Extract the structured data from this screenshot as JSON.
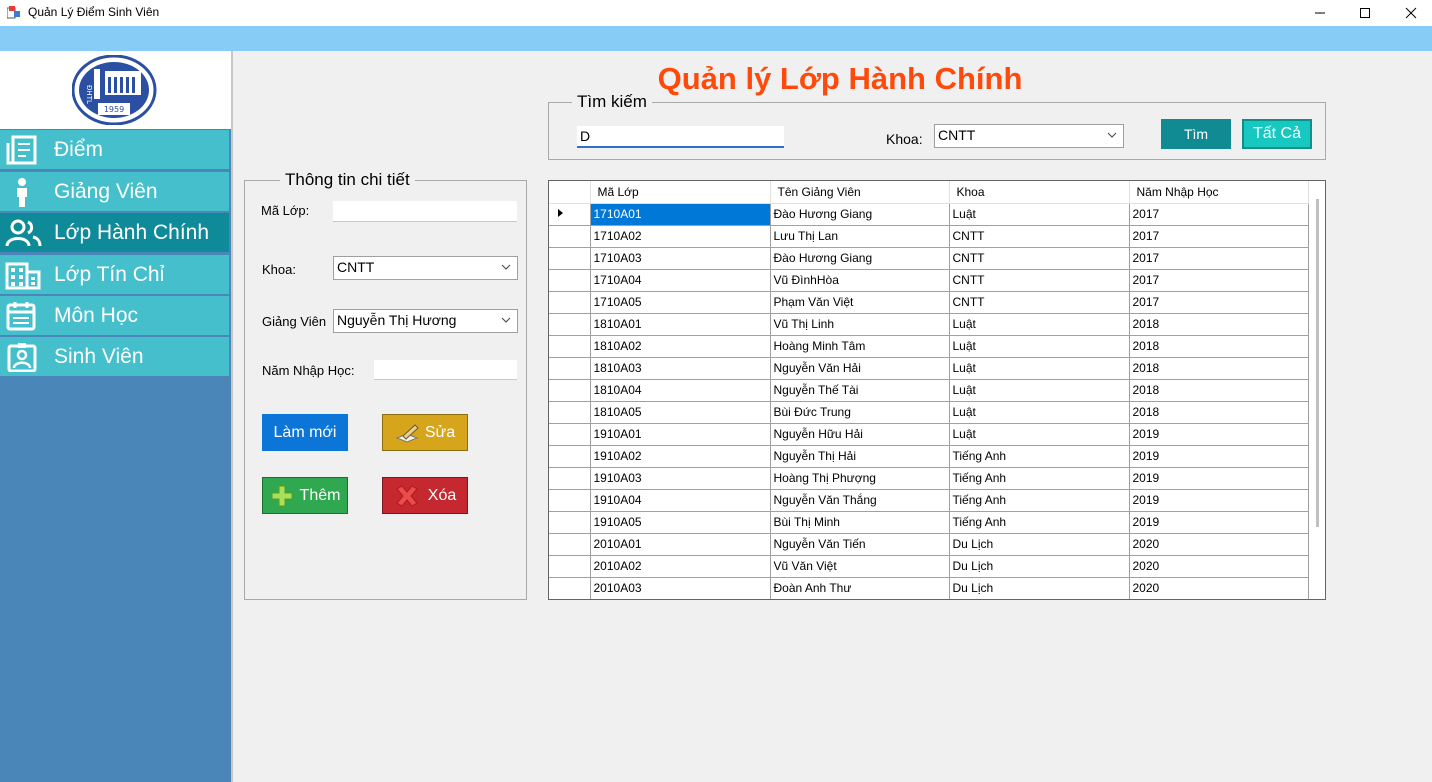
{
  "window": {
    "title": "Quản Lý Điểm Sinh Viên",
    "controls": [
      "minimize-icon",
      "maximize-icon",
      "close-icon"
    ]
  },
  "logo": {
    "text_left": "ĐHTL",
    "year": "1959"
  },
  "sidebar": {
    "items": [
      {
        "label": "Điểm",
        "icon": "document-icon"
      },
      {
        "label": "Giảng Viên",
        "icon": "person-icon"
      },
      {
        "label": "Lớp Hành Chính",
        "icon": "group-icon",
        "active": true
      },
      {
        "label": "Lớp Tín Chỉ",
        "icon": "building-icon"
      },
      {
        "label": "Môn Học",
        "icon": "calendar-icon"
      },
      {
        "label": "Sinh Viên",
        "icon": "id-card-icon"
      }
    ]
  },
  "page_title": "Quản lý Lớp Hành Chính",
  "search": {
    "legend": "Tìm kiếm",
    "value": "D",
    "khoa_label": "Khoa:",
    "khoa_value": "CNTT",
    "search_button": "Tìm",
    "all_button": "Tất Cả"
  },
  "details": {
    "legend": "Thông tin chi tiết",
    "ma_lop_label": "Mã Lớp:",
    "ma_lop_value": "",
    "khoa_label": "Khoa:",
    "khoa_value": "CNTT",
    "giang_vien_label": "Giảng Viên",
    "giang_vien_value": "Nguyễn Thị Hương",
    "nam_label": "Năm Nhập Học:",
    "nam_value": "",
    "buttons": {
      "refresh": "Làm mới",
      "edit": "Sửa",
      "add": "Thêm",
      "delete": "Xóa"
    }
  },
  "colors": {
    "title": "#ff4a0b",
    "sidebar_item": "#45bfcb",
    "sidebar_active": "#0f8a99",
    "sidebar_bg": "#4a86b8",
    "btn_refresh": "#0b76d8",
    "btn_edit": "#d6a51b",
    "btn_add": "#2fa84f",
    "btn_delete": "#c5282f",
    "btn_search": "#108a93",
    "btn_all": "#17c8c0"
  },
  "grid": {
    "columns": [
      "Mã Lớp",
      "Tên Giảng Viên",
      "Khoa",
      "Năm Nhập Học"
    ],
    "rows": [
      [
        "1710A01",
        "Đào Hương Giang",
        "Luật",
        "2017"
      ],
      [
        "1710A02",
        "Lưu Thị Lan",
        "CNTT",
        "2017"
      ],
      [
        "1710A03",
        "Đào Hương Giang",
        "CNTT",
        "2017"
      ],
      [
        "1710A04",
        "Vũ ĐìnhHòa",
        "CNTT",
        "2017"
      ],
      [
        "1710A05",
        "Phạm Văn Việt",
        "CNTT",
        "2017"
      ],
      [
        "1810A01",
        "Vũ Thị Linh",
        "Luật",
        "2018"
      ],
      [
        "1810A02",
        "Hoàng Minh Tâm",
        "Luật",
        "2018"
      ],
      [
        "1810A03",
        "Nguyễn Văn Hải",
        "Luật",
        "2018"
      ],
      [
        "1810A04",
        "Nguyễn Thế Tài",
        "Luật",
        "2018"
      ],
      [
        "1810A05",
        "Bùi Đức Trung",
        "Luật",
        "2018"
      ],
      [
        "1910A01",
        "Nguyễn Hữu Hải",
        "Luật",
        "2019"
      ],
      [
        "1910A02",
        "Nguyễn Thị Hải",
        "Tiếng Anh",
        "2019"
      ],
      [
        "1910A03",
        "Hoàng Thị Phượng",
        "Tiếng Anh",
        "2019"
      ],
      [
        "1910A04",
        "Nguyễn Văn Thắng",
        "Tiếng Anh",
        "2019"
      ],
      [
        "1910A05",
        "Bùi Thị Minh",
        "Tiếng Anh",
        "2019"
      ],
      [
        "2010A01",
        "Nguyễn Văn Tiến",
        "Du Lịch",
        "2020"
      ],
      [
        "2010A02",
        "Vũ Văn Việt",
        "Du Lịch",
        "2020"
      ],
      [
        "2010A03",
        "Đoàn Anh Thư",
        "Du Lịch",
        "2020"
      ]
    ]
  }
}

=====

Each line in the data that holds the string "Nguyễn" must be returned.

**Output for this task:**
    "giang_vien_value": "Nguyễn Thị Hương",
        "Nguyễn Văn Hải",
        "Nguyễn Thế Tài",
        "Nguyễn Hữu Hải",
        "Nguyễn Thị Hải",
        "Nguyễn Văn Thắng",
        "Nguyễn Văn Tiến",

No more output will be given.